§ Aim of the task
Supply the number of lines below containing "icon", nothing else.

§ Materials provided
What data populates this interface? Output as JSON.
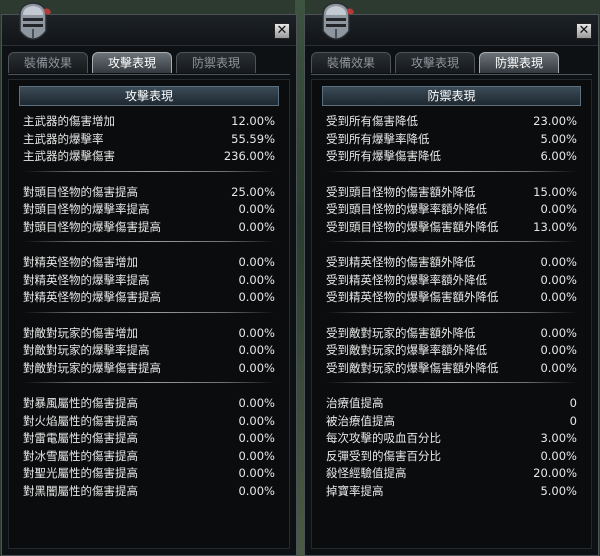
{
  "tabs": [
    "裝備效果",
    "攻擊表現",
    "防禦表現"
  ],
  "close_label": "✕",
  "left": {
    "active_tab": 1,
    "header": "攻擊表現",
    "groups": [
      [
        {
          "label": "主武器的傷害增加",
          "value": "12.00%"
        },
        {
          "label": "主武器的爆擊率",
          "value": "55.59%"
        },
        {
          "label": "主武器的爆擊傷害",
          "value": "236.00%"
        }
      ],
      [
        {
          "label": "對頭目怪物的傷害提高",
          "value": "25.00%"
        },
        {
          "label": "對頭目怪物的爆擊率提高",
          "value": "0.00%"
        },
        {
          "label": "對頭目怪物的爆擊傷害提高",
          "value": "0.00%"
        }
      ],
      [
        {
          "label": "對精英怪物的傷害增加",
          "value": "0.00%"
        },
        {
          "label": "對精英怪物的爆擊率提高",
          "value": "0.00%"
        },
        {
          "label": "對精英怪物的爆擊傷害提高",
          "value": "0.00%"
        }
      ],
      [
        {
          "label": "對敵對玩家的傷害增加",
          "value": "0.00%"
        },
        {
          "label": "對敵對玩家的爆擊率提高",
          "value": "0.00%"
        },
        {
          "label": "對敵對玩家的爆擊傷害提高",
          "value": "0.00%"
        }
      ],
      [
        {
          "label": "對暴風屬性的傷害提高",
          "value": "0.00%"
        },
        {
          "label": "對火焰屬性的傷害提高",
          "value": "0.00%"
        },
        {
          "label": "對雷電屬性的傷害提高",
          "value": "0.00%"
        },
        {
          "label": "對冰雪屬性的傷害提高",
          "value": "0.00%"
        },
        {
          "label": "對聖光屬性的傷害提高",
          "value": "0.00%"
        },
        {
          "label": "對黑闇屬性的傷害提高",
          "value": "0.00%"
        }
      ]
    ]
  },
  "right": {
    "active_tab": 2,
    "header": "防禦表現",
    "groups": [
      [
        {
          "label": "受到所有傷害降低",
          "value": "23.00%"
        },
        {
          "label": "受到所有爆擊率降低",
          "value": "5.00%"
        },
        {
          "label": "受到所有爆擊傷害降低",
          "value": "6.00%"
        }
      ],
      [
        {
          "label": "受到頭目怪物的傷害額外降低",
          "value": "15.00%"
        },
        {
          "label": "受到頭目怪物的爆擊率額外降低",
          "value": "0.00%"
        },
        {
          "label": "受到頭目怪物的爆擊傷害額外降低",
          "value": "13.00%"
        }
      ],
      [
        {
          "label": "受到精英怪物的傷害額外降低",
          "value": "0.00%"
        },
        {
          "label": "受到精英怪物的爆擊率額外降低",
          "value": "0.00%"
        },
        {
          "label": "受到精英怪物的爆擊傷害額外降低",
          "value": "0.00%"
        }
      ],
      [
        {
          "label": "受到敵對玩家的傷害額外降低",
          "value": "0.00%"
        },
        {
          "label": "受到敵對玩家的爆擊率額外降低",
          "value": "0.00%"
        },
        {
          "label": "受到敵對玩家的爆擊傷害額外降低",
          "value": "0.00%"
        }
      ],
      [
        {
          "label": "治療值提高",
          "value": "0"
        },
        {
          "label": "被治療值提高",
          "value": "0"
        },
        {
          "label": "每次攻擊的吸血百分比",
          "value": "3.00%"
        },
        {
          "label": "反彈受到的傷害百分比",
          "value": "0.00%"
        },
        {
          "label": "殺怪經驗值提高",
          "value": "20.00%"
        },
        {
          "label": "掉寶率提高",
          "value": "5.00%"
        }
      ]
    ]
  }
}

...

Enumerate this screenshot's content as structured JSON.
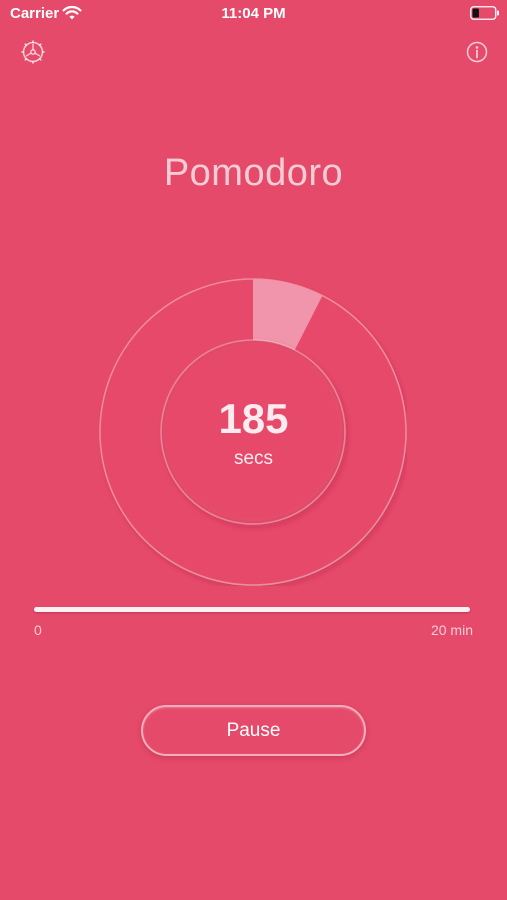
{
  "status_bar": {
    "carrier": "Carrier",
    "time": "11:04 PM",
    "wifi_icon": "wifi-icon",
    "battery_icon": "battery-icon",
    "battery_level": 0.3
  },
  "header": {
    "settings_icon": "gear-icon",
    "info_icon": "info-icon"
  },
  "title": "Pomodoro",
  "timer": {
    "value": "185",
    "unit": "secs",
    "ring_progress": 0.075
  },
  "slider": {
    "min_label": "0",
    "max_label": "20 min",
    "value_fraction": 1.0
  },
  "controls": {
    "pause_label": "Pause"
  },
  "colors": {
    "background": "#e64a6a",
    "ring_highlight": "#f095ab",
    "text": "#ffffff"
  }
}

§ Response to the exercise
4